═══ Supplied material ═══
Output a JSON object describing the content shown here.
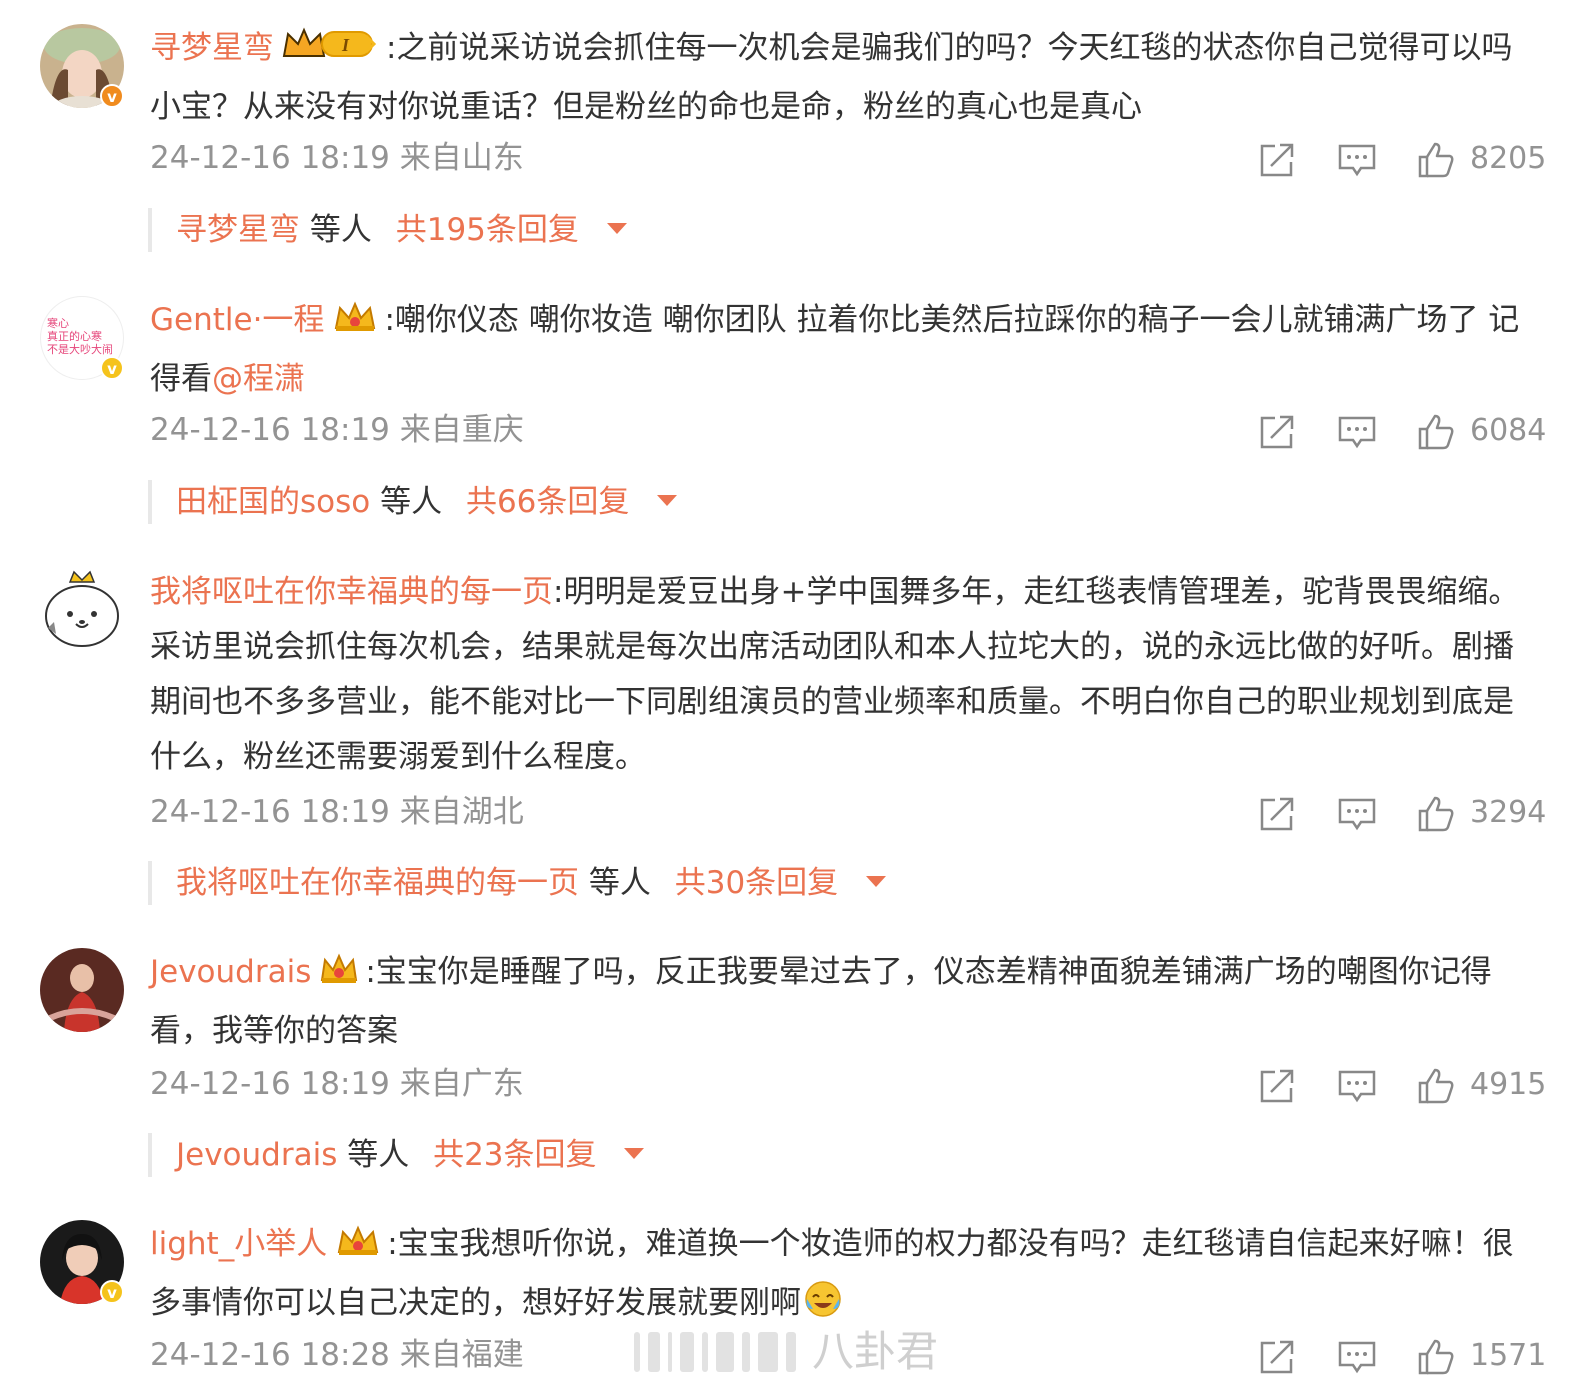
{
  "comments": [
    {
      "username": "寻梦星弯",
      "badge": "crown-level-1",
      "badge_level": "I",
      "verified": "orange",
      "text": ":之前说采访说会抓住每一次机会是骗我们的吗？今天红毯的状态你自己觉得可以吗小宝？从来没有对你说重话？但是粉丝的命也是命，粉丝的真心也是真心",
      "mention": "",
      "time": "24-12-16 18:19 来自山东",
      "likes": "8205",
      "reply_user": "寻梦星弯",
      "reply_mid": "等人",
      "reply_count": "共195条回复"
    },
    {
      "username": "Gentle·一程",
      "badge": "crown",
      "verified": "gold",
      "avatar_text": "寒心 真正的心寒 不是大吵大闹",
      "text": ":嘲你仪态 嘲你妆造 嘲你团队 拉着你比美然后拉踩你的稿子一会儿就铺满广场了 记得看",
      "mention": "@程潇",
      "time": "24-12-16 18:19 来自重庆",
      "likes": "6084",
      "reply_user": "田柾国的soso",
      "reply_mid": "等人",
      "reply_count": "共66条回复"
    },
    {
      "username": "我将呕吐在你幸福典的每一页",
      "badge": "",
      "verified": "",
      "text": ":明明是爱豆出身+学中国舞多年，走红毯表情管理差，驼背畏畏缩缩。采访里说会抓住每次机会，结果就是每次出席活动团队和本人拉坨大的，说的永远比做的好听。剧播期间也不多多营业，能不能对比一下同剧组演员的营业频率和质量。不明白你自己的职业规划到底是什么，粉丝还需要溺爱到什么程度。",
      "mention": "",
      "time": "24-12-16 18:19 来自湖北",
      "likes": "3294",
      "reply_user": "我将呕吐在你幸福典的每一页",
      "reply_mid": "等人",
      "reply_count": "共30条回复"
    },
    {
      "username": "Jevoudrais",
      "badge": "crown",
      "verified": "",
      "text": ":宝宝你是睡醒了吗，反正我要晕过去了，仪态差精神面貌差铺满广场的嘲图你记得看，我等你的答案",
      "mention": "",
      "time": "24-12-16 18:19 来自广东",
      "likes": "4915",
      "reply_user": "Jevoudrais",
      "reply_mid": "等人",
      "reply_count": "共23条回复"
    },
    {
      "username": "light_小举人",
      "badge": "crown",
      "verified": "gold",
      "text": ":宝宝我想听你说，难道换一个妆造师的权力都没有吗？走红毯请自信起来好嘛！很多事情你可以自己决定的，想好好发展就要刚啊",
      "mention": "",
      "time": "24-12-16 18:28 来自福建",
      "likes": "1571",
      "reply_user": "",
      "reply_mid": "",
      "reply_count": ""
    }
  ],
  "watermark": "八卦君",
  "colors": {
    "accent": "#eb7350",
    "meta": "#939393",
    "text": "#333333"
  }
}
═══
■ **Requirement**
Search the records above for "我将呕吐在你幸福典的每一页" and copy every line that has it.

■ **Exercise response**
      "username": "我将呕吐在你幸福典的每一页",
      "reply_user": "我将呕吐在你幸福典的每一页",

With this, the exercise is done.